I am also now required to find Shakespearean quotes which are appropriate to the text, analyse them, and incorporate them into a text which is already, apparently, too long.

The best bit? They want to take the book to print in THREE WEEKS.

I can now try to accommodate these demands; try to get them to delay publication; or refuse to help, let them do as they will with my text, but insist that they take my name off the book.

Yes, I'm spitting blood over this. I am so very angry about it. And you'll note I'm posting anonymously, and I've not named the publisher either. It's on the various lists as being a good one to work with. Not from here, it's not. Damn.

Anonymous said...

Like Mark, the only case I can think of is the Kucinich case, and as far as I know that hasn't gone anywhere yet. There is a bit in there about the publication date that might have been in the contract. If you look at the Cleveland Plain Dealer, you'll see that part of the suit "alleges that Beverly Hills-based Phoenix Books didn't release the book when Kucinich announced his 2008 presidential bid, as it was supposed to".

marty said...

Rejecter, meet Janet Reid; Janet, meet Rejecter :D

"Two authors are suing Gotham Books (part of the Penguin Group) for breach of contract. The news article with a description of the suit is here."

Andrew Wheeler said...
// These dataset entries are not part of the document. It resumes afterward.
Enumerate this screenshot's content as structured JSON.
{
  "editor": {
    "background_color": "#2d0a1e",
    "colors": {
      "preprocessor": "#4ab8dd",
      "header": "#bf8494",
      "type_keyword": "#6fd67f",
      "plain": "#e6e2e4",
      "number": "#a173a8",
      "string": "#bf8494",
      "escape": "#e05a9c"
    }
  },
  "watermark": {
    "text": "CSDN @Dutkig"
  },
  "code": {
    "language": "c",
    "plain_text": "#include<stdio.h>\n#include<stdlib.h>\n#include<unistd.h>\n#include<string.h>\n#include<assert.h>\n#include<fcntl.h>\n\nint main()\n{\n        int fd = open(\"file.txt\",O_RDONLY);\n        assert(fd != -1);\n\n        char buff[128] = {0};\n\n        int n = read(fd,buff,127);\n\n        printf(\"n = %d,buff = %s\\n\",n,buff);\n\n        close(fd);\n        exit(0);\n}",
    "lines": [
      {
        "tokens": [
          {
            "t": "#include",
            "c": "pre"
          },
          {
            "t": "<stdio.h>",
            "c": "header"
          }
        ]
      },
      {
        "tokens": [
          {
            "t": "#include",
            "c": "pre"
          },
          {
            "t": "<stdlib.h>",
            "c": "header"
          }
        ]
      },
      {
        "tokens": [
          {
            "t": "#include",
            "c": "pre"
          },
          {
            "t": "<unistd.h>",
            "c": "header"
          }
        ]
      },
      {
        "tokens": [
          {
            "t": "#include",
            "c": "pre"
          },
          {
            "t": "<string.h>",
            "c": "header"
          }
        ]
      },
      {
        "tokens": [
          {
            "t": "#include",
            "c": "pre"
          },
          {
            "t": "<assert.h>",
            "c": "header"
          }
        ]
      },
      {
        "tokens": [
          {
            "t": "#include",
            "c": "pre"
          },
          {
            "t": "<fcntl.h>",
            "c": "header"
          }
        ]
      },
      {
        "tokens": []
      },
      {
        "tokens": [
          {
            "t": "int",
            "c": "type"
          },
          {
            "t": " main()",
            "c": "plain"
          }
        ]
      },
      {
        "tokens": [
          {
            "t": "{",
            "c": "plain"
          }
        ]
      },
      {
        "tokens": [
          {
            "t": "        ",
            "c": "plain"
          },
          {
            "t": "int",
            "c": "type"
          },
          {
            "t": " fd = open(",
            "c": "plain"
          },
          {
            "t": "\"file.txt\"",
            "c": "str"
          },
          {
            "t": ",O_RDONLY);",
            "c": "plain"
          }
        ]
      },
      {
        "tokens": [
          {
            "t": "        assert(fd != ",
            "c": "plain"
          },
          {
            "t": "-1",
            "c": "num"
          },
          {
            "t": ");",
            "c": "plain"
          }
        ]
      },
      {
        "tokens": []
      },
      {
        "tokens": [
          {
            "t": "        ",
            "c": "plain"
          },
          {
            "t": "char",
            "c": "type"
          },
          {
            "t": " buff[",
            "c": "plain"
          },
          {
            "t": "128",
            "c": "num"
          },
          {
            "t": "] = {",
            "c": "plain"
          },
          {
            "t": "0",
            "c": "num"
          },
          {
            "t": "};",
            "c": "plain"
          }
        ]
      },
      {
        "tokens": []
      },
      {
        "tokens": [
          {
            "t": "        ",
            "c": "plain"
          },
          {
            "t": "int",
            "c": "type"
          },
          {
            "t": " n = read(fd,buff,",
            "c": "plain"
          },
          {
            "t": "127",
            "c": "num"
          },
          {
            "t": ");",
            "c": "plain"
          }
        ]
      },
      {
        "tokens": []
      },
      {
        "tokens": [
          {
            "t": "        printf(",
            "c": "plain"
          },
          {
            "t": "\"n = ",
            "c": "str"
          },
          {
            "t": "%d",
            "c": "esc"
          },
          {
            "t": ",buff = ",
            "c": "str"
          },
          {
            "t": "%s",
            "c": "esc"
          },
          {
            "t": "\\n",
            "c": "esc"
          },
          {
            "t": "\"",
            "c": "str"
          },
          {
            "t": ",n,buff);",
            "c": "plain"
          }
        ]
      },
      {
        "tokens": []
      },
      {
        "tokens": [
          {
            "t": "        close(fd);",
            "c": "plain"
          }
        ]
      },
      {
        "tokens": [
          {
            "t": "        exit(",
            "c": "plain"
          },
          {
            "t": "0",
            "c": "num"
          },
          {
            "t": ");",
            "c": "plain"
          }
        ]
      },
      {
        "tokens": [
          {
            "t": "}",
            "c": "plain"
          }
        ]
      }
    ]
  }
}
It's probably not the case you were thinking of, but recently Clive Cussler sued Crusader Entertainment over the movie Sahara, made from his book of the same name. Crusader countersued Cussler for sabotaging the movie (he badmouthed it very publicly even before it opened), and it looks like the case is now closed -- with Cussler on the hook for Crusader's legal fees as well as a hefty settlement.

The Rejecter said...

It seems that I'm remembering a couple different cases as one. In the case of Kucinich, if the contract did name a publication estimate ("will be published 1 year after signing"), Kucinich would probably have made triple-sure that date would be well before the elections, and in this case the publisher was derelict in their duties and he can sever the contract. Him suing them is another matter: he perceives (accurately, in this case) that their not producing the book was financially and politically damaging to his campaign, and depending on how much money he's asking for, the request may be reasonable.

none said...

In English law, the standard of marketing would probably be judged by the court against what any similar publishing company might reasonably be expected to do with a similar book; in other words, they'd ask for expert opinion.

I seem to remember Joan Collins's publishers sued her a while back for turning in a crap book; the court decided she'd fulfilled the contract by turning in A book, however crap. IIRC.